The actual angle that you’re dealing with is 360 degrees, but your saw and the walls reduce it to a manageable 270/180/90. 270 is an outside corner, 180 is a flat wall and 90 is an inside corner.
Now picture a circle, a pizza works well for this. If the wall is greedy it takes up most of the pizza, leaving you with one quarter or 90 degrees. If the wall is a nice guy then it leaves you most of the pizza or 270 degrees.
The miter saw lets you decide if the wall should get most of the pizza or if you should. Equal (0 degree miter) is a flat cut. Unless you’re coping, sadly you’ll never use this setting, but then again life is rarely fair for you or walls.
The bulk of your work piece is to your left, meaning it will occupy the right side of an angle. We’ll stick with the pizza thing because it’s near lunch. So, the pizza is to your left and you want to be a nice guy so you give most of the pie to the wall by moving the miter to the left. If you’re feeling like a jerk then take most of it by moving the miter to the right. The exact opposite is true if the pizza is to your right, left to take more and right to take less.
At this time I suggest using a mimetic to help yourself out. I don’t have a good one so you can just scream “screw you wall” if you’re going to take most of the pizza (outside corner) or “okay, this time you get it all” if you’re giving the wall most of it (inside corner)
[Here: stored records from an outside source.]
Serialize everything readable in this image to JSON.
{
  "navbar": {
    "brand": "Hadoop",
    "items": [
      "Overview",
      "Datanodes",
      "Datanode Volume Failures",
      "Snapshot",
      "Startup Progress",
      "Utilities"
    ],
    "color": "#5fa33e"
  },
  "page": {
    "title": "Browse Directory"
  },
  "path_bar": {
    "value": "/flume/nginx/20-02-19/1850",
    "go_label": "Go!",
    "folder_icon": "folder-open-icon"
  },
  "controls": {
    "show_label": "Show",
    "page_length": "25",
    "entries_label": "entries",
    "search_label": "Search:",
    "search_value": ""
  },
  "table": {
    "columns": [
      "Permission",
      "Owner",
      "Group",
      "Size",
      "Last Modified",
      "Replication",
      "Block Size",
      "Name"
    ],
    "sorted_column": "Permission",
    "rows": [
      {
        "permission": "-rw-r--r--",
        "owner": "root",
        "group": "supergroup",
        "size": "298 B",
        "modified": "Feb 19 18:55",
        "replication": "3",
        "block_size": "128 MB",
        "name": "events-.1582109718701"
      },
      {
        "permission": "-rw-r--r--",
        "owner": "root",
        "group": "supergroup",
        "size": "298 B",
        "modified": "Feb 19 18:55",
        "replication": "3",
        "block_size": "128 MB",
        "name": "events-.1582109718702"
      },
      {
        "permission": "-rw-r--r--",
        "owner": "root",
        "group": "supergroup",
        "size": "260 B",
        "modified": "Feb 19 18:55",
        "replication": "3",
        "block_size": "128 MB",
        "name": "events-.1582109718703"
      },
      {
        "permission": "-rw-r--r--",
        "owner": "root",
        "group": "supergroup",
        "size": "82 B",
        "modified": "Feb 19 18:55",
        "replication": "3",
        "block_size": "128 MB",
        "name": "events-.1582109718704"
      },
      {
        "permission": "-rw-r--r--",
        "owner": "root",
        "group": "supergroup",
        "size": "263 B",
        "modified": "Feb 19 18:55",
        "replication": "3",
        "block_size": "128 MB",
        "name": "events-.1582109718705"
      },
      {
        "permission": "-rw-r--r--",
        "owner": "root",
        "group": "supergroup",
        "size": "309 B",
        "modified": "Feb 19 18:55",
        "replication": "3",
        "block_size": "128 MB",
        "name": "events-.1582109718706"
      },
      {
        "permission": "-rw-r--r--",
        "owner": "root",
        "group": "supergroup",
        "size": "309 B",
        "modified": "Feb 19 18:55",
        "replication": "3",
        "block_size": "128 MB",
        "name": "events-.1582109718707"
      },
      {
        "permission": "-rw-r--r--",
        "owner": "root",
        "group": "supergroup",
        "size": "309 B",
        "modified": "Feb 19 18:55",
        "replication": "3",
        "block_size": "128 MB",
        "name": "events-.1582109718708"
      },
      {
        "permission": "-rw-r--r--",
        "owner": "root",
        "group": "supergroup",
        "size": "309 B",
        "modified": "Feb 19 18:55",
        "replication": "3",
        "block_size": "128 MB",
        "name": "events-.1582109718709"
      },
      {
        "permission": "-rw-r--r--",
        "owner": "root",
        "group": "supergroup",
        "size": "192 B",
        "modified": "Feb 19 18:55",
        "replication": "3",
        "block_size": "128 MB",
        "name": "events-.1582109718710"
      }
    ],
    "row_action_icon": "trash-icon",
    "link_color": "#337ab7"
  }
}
So, joking aside your angles are either 90 degrees of the circle representing an inside corner or 270 degrees for an outside. A flat piece is always 180. You’re either subtracting from that 180 to make an inside corner or adding to make an outside.
A perfect outside corner is 180+90 = 270
A perfect inside corner is 180-90=90
So if your inside wall is a little open, say the 92 degrees you had, the angle is 180-92=88. Divided by 2 your miter angle is 44. If the wall is just a bit closed, say 88 degrees then that angle becomes 46.
Outside corners work in the exact opposite direction. A slightly smaller than 90 degree wall means you need a bit more to 180 to make the angle fit. An outside corner that shows on a protractor as 88 degrees means the actual angle is 360-88 (occupied space) so 272. 180 is always fixed so 272-180=92. Divide that by two and you get a miter angle of 46 degrees. A corner that is a bit fatter decreases the cut angle to 44.
Other things to consider
If you’re using a painted pine or mdf you can always use caulk to close mitered joints. If it’s a stained wood things are a little more delicate. You can use stainable wood filler or a filler stick, but your corners have to allow for minor wood movement. Also, with an imperfect cope you still get one great view angle and one so-so angle. With an imperfect miter you get nothing but bad viewing angles.